The gains in Metro start large and then slowly shrink to a two-frame speed-up at 1680x1050. The implication there is that, as the load increases, the platform cannot keep up, and the gap narrows. Incidentally, this is the opposite of what we’d expect with more graphics muscle (platform limiting performance at low resolutions, and then graphics opening up as the bottleneck shifts). Keep this in mind on the next page, where I test a theory using Core i3.
WoW is less intense than Metro 2033, and DirectX 11 rendering helps boost performance. The gains are pretty minor given already-playable performance through 1680x1050, but there’s definitely a quantifiable frame rate increase when a Radeon HD 6570 is dropped into an A8-3850-based platform.
- Meet AMD’s Desktop Llano-Based Lineup
- Dual Graphics: How Does It Perform?
- Dual Graphics: Not Always Your Best Bet
- Storage Performance
- Making Memory Performance Matter Again
- A Word On Overclocking Llano
- Test Setup And Benchmarks
- Benchmark Results: PCMark 7
- Benchmark Results: 3DMark Vantage
- Benchmark Results: Sandra 2011
- Benchmark Results: Metro 2033 (DirectX 10)
- Benchmark Results: Call of Duty: Modern Warfare 2 (DirectX 9)
- Benchmark Results: World Of Warcraft: Cataclysm (DirectX 9 And 11)
- Benchmark Results: Content Creation

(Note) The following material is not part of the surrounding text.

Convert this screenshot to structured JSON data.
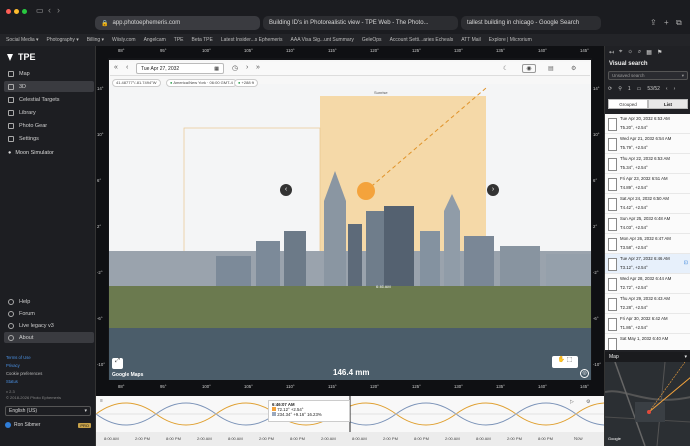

- Benchmark Results: Productivity
- Benchmark Results: Media Encoding
- Power Consumption